SUPPLIED RECORDS:
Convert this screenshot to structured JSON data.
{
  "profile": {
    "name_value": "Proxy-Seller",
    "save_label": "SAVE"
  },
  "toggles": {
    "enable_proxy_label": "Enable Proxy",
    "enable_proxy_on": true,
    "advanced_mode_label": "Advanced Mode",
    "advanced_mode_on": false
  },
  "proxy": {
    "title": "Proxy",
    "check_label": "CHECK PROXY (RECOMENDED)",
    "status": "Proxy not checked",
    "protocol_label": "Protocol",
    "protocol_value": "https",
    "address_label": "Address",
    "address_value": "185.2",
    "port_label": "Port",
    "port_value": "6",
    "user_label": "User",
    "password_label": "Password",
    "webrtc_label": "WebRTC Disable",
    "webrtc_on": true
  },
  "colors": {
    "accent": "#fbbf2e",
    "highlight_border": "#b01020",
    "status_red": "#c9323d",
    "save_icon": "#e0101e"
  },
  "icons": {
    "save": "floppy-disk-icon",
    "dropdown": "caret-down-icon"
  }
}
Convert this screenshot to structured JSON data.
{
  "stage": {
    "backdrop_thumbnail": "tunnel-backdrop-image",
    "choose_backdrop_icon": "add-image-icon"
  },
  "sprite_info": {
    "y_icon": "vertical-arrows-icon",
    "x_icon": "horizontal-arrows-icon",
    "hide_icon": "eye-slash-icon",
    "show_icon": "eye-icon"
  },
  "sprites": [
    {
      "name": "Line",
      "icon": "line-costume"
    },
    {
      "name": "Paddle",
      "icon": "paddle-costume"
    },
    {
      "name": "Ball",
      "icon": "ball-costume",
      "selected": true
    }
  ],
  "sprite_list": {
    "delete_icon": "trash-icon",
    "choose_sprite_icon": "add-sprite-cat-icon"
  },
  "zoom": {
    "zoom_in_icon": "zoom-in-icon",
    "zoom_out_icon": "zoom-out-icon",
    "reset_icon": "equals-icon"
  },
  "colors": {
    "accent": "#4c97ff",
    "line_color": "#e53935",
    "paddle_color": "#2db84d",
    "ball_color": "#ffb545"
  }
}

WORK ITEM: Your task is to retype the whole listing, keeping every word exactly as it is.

REPLY:
Convert this screenshot to structured JSON data.
{
  "profile": {
    "name_value": "Proxy-Seller",
    "save_label": "SAVE"
  },
  "toggles": {
    "enable_proxy_label": "Enable Proxy",
    "enable_proxy_on": true,
    "advanced_mode_label": "Advanced Mode",
    "advanced_mode_on": false
  },
  "proxy": {
    "title": "Proxy",
    "check_label": "CHECK PROXY (RECOMENDED)",
    "status": "Proxy not checked",
    "protocol_label": "Protocol",
    "protocol_value": "https",
    "address_label": "Address",
    "address_value": "185.2",
    "port_label": "Port",
    "port_value": "6",
    "user_label": "User",
    "password_label": "Password",
    "webrtc_label": "WebRTC Disable",
    "webrtc_on": true
  },
  "colors": {
    "accent": "#fbbf2e",
    "highlight_border": "#b01020",
    "status_red": "#c9323d",
    "save_icon": "#e0101e"
  },
  "icons": {
    "save": "floppy-disk-icon",
    "dropdown": "caret-down-icon"
  }
}
Convert this screenshot to structured JSON data.
{
  "stage": {
    "backdrop_thumbnail": "tunnel-backdrop-image",
    "choose_backdrop_icon": "add-image-icon"
  },
  "sprite_info": {
    "y_icon": "vertical-arrows-icon",
    "x_icon": "horizontal-arrows-icon",
    "hide_icon": "eye-slash-icon",
    "show_icon": "eye-icon"
  },
  "sprites": [
    {
      "name": "Line",
      "icon": "line-costume"
    },
    {
      "name": "Paddle",
      "icon": "paddle-costume"
    },
    {
      "name": "Ball",
      "icon": "ball-costume",
      "selected": true
    }
  ],
  "sprite_list": {
    "delete_icon": "trash-icon",
    "choose_sprite_icon": "add-sprite-cat-icon"
  },
  "zoom": {
    "zoom_in_icon": "zoom-in-icon",
    "zoom_out_icon": "zoom-out-icon",
    "reset_icon": "equals-icon"
  },
  "colors": {
    "accent": "#4c97ff",
    "line_color": "#e53935",
    "paddle_color": "#2db84d",
    "ball_color": "#ffb545"
  }
}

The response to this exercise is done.